Figure 1 Renzulli’s three-rings model (1978)
Professional excellence is a synthesis of the qualities of the three rings. The content of ‘above-average abilities’ will be different in each domain (Coppoolse et al., 2013).
4. The circle of talent development
In interviews with honours students it turned out that they experience that a lot of activities in their honoursprogrammes are important to develop their talents. Not every student goes through these activities in the same order (Van Eijl & Pilot, 2016). For clarity, we have arranged these activities in ten steps in the “circle of talent development” (see Figure 3), which was inspired by “The hero’s journey”, a book of the anthropologist Joseph Campbell (1949).
Figure 2: The Ten steps into the circle of talent development
These steps will be elaborated further in some “articles” on the website www.lde-studentsuccess.com (work in progress).
Coppoolse, R., Eijl, P.J. van, Pilot, A. (2013). Hoogvliegers, ontwikkeling van professionele excellentie. [Highflyers, Development towards Professional Excellence] Rotterdam: Rotterdam University Press, Synopsis in English at: https://www.ris.uu.nl/admin/editor/dk/atira/pure/api/shared/model/base_uk/researchoutput/editor/contributiontoconferenceeditor.xhtml?id=21199699
Complete Dutch version: http://hr.surfsharekit.nl:8080/get/smpid:60567/DS3/
Eijl, P.J. van & Pilot, A. (2016). The honours experience, talentontwikkeling door de ogen van de honoursstudent. Rotterdam: Hogeschool Rotterdam Uitgeverij. Synopsis in English at: https://www.researchgate.net/profile/Pj_Eijl/contributions
Complete Dutch version: http://hr.surfsharekit.nl:8080/get/smpid:61232/DS1
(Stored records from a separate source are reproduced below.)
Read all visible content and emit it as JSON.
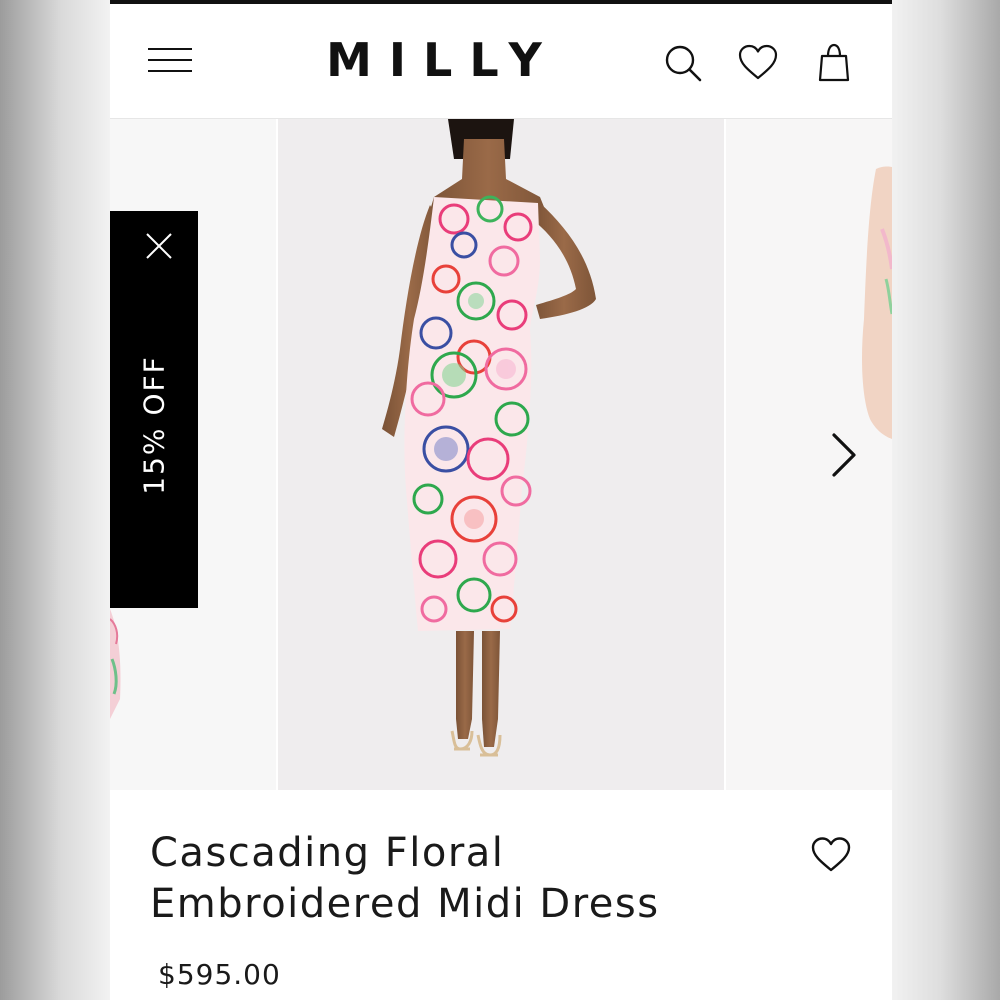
{
  "header": {
    "brand": "MILLY",
    "menu_icon": "hamburger-menu-icon",
    "search_icon": "search-icon",
    "wishlist_icon": "heart-icon",
    "bag_icon": "shopping-bag-icon"
  },
  "promo": {
    "label": "15% OFF",
    "close_icon": "close-icon"
  },
  "gallery": {
    "next_icon": "chevron-right-icon"
  },
  "product": {
    "name_line1": "Cascading Floral",
    "name_line2": "Embroidered Midi Dress",
    "price": "$595.00",
    "wishlist_icon": "heart-icon"
  },
  "colors": {
    "brand_black": "#111111",
    "background": "#ffffff"
  }
}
Ericsson, K.A., Roring, R.W. & Nandagopal, K. (2007). Giftedness and evidence for reproducibly superior performance: an account based on the expert performance framework. High Ability Studies 18, 1, 3-56. http://www.tandfonline.com/doi/abs/10.1080/13598130701350593
Gardner, H. (2006). Five minds for the future. Boston MA: Harvard Business Press.
Renzulli, J. S. (1978). What makes giftedness? Reexamining a definition. Phi Delta
Kappan, 60, 180-184. https://gseuphsdlibrary.files.wordpress.com/2013/03/what-makes-giftedness.pdf
Scager, K. (2010). Wat is talent? In: P.J. van Eijl, A. Pilot en M. Wolfensberger (2010). Talent voor morgen. Groningen: Noordhoff Uitgevers.
Simonton, D. K. (2000). Creativity: Cognitive, Personal, Developmental, and Social Aspects. American Psychologist 55(1), 151-158.
Sternberg, R.J. (2003). WICS as a model of giftedness. High ability studies, 14, 109-139. http://www.tandfonline.com/doi/pdf/10.1080/1359813032000163807
Tomic, W., & Span, P. (1993). Onderwijspsychologie. Beïnvloeding, verloop en resultaten van leerprocessen: Lemma BV
Zohar, D. (2000). SQ: Connecting with Our Spiritual Intelligence. London: Bloomsbury.